(Exercise inputs begins)

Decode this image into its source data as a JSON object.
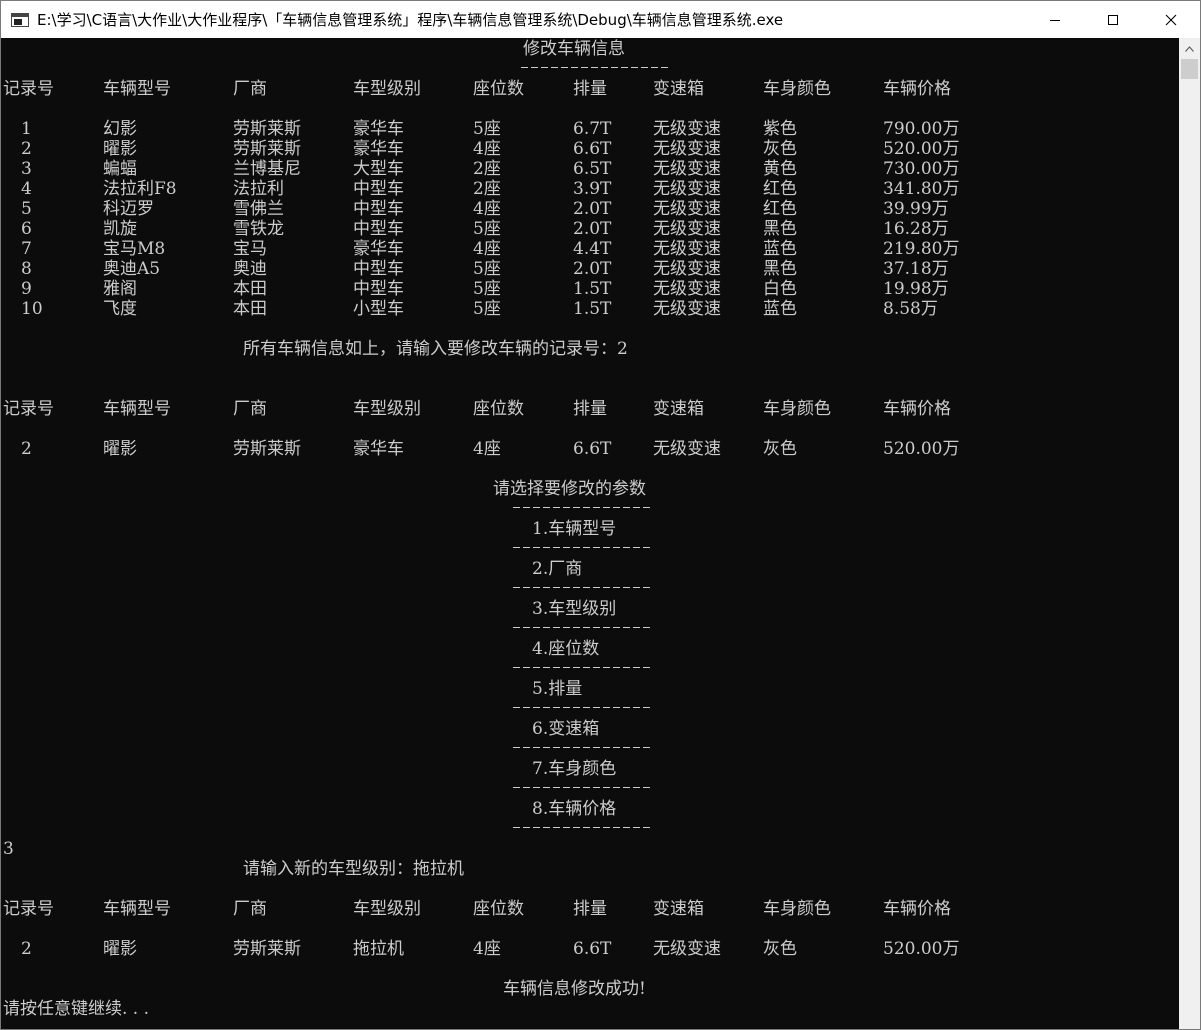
{
  "window": {
    "title": "E:\\学习\\C语言\\大作业\\大作业程序\\「车辆信息管理系统」程序\\车辆信息管理系统\\Debug\\车辆信息管理系统.exe",
    "icons": {
      "app": "console-app-icon",
      "minimize": "minimize-icon",
      "maximize": "maximize-icon",
      "close": "close-icon"
    }
  },
  "console": {
    "heading": "修改车辆信息",
    "headers": [
      "记录号",
      "车辆型号",
      "厂商",
      "车型级别",
      "座位数",
      "排量",
      "变速箱",
      "车身颜色",
      "车辆价格"
    ],
    "all_rows": [
      [
        "1",
        "幻影",
        "劳斯莱斯",
        "豪华车",
        "5座",
        "6.7T",
        "无级变速",
        "紫色",
        "790.00万"
      ],
      [
        "2",
        "曜影",
        "劳斯莱斯",
        "豪华车",
        "4座",
        "6.6T",
        "无级变速",
        "灰色",
        "520.00万"
      ],
      [
        "3",
        "蝙蝠",
        "兰博基尼",
        "大型车",
        "2座",
        "6.5T",
        "无级变速",
        "黄色",
        "730.00万"
      ],
      [
        "4",
        "法拉利F8",
        "法拉利",
        "中型车",
        "2座",
        "3.9T",
        "无级变速",
        "红色",
        "341.80万"
      ],
      [
        "5",
        "科迈罗",
        "雪佛兰",
        "中型车",
        "4座",
        "2.0T",
        "无级变速",
        "红色",
        "39.99万"
      ],
      [
        "6",
        "凯旋",
        "雪铁龙",
        "中型车",
        "5座",
        "2.0T",
        "无级变速",
        "黑色",
        "16.28万"
      ],
      [
        "7",
        "宝马M8",
        "宝马",
        "豪华车",
        "4座",
        "4.4T",
        "无级变速",
        "蓝色",
        "219.80万"
      ],
      [
        "8",
        "奥迪A5",
        "奥迪",
        "中型车",
        "5座",
        "2.0T",
        "无级变速",
        "黑色",
        "37.18万"
      ],
      [
        "9",
        "雅阁",
        "本田",
        "中型车",
        "5座",
        "1.5T",
        "无级变速",
        "白色",
        "19.98万"
      ],
      [
        "10",
        "飞度",
        "本田",
        "小型车",
        "5座",
        "1.5T",
        "无级变速",
        "蓝色",
        "8.58万"
      ]
    ],
    "prompt_record": "所有车辆信息如上，请输入要修改车辆的记录号：2",
    "selected_row": [
      "2",
      "曜影",
      "劳斯莱斯",
      "豪华车",
      "4座",
      "6.6T",
      "无级变速",
      "灰色",
      "520.00万"
    ],
    "menu_title": "请选择要修改的参数",
    "menu_items": [
      "1.车辆型号",
      "2.厂商",
      "3.车型级别",
      "4.座位数",
      "5.排量",
      "6.变速箱",
      "7.车身颜色",
      "8.车辆价格"
    ],
    "menu_choice": "3",
    "prompt_new": "请输入新的车型级别：拖拉机",
    "updated_row": [
      "2",
      "曜影",
      "劳斯莱斯",
      "拖拉机",
      "4座",
      "6.6T",
      "无级变速",
      "灰色",
      "520.00万"
    ],
    "success": "车辆信息修改成功!",
    "continue": "请按任意键继续. . ."
  }
}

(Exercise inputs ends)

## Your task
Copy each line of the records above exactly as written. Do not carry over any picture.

## Exercise solution
Decode this image into its source data as a JSON object.
{
  "window": {
    "title": "E:\\学习\\C语言\\大作业\\大作业程序\\「车辆信息管理系统」程序\\车辆信息管理系统\\Debug\\车辆信息管理系统.exe",
    "icons": {
      "app": "console-app-icon",
      "minimize": "minimize-icon",
      "maximize": "maximize-icon",
      "close": "close-icon"
    }
  },
  "console": {
    "heading": "修改车辆信息",
    "headers": [
      "记录号",
      "车辆型号",
      "厂商",
      "车型级别",
      "座位数",
      "排量",
      "变速箱",
      "车身颜色",
      "车辆价格"
    ],
    "all_rows": [
      [
        "1",
        "幻影",
        "劳斯莱斯",
        "豪华车",
        "5座",
        "6.7T",
        "无级变速",
        "紫色",
        "790.00万"
      ],
      [
        "2",
        "曜影",
        "劳斯莱斯",
        "豪华车",
        "4座",
        "6.6T",
        "无级变速",
        "灰色",
        "520.00万"
      ],
      [
        "3",
        "蝙蝠",
        "兰博基尼",
        "大型车",
        "2座",
        "6.5T",
        "无级变速",
        "黄色",
        "730.00万"
      ],
      [
        "4",
        "法拉利F8",
        "法拉利",
        "中型车",
        "2座",
        "3.9T",
        "无级变速",
        "红色",
        "341.80万"
      ],
      [
        "5",
        "科迈罗",
        "雪佛兰",
        "中型车",
        "4座",
        "2.0T",
        "无级变速",
        "红色",
        "39.99万"
      ],
      [
        "6",
        "凯旋",
        "雪铁龙",
        "中型车",
        "5座",
        "2.0T",
        "无级变速",
        "黑色",
        "16.28万"
      ],
      [
        "7",
        "宝马M8",
        "宝马",
        "豪华车",
        "4座",
        "4.4T",
        "无级变速",
        "蓝色",
        "219.80万"
      ],
      [
        "8",
        "奥迪A5",
        "奥迪",
        "中型车",
        "5座",
        "2.0T",
        "无级变速",
        "黑色",
        "37.18万"
      ],
      [
        "9",
        "雅阁",
        "本田",
        "中型车",
        "5座",
        "1.5T",
        "无级变速",
        "白色",
        "19.98万"
      ],
      [
        "10",
        "飞度",
        "本田",
        "小型车",
        "5座",
        "1.5T",
        "无级变速",
        "蓝色",
        "8.58万"
      ]
    ],
    "prompt_record": "所有车辆信息如上，请输入要修改车辆的记录号：2",
    "selected_row": [
      "2",
      "曜影",
      "劳斯莱斯",
      "豪华车",
      "4座",
      "6.6T",
      "无级变速",
      "灰色",
      "520.00万"
    ],
    "menu_title": "请选择要修改的参数",
    "menu_items": [
      "1.车辆型号",
      "2.厂商",
      "3.车型级别",
      "4.座位数",
      "5.排量",
      "6.变速箱",
      "7.车身颜色",
      "8.车辆价格"
    ],
    "menu_choice": "3",
    "prompt_new": "请输入新的车型级别：拖拉机",
    "updated_row": [
      "2",
      "曜影",
      "劳斯莱斯",
      "拖拉机",
      "4座",
      "6.6T",
      "无级变速",
      "灰色",
      "520.00万"
    ],
    "success": "车辆信息修改成功!",
    "continue": "请按任意键继续. . ."
  }
}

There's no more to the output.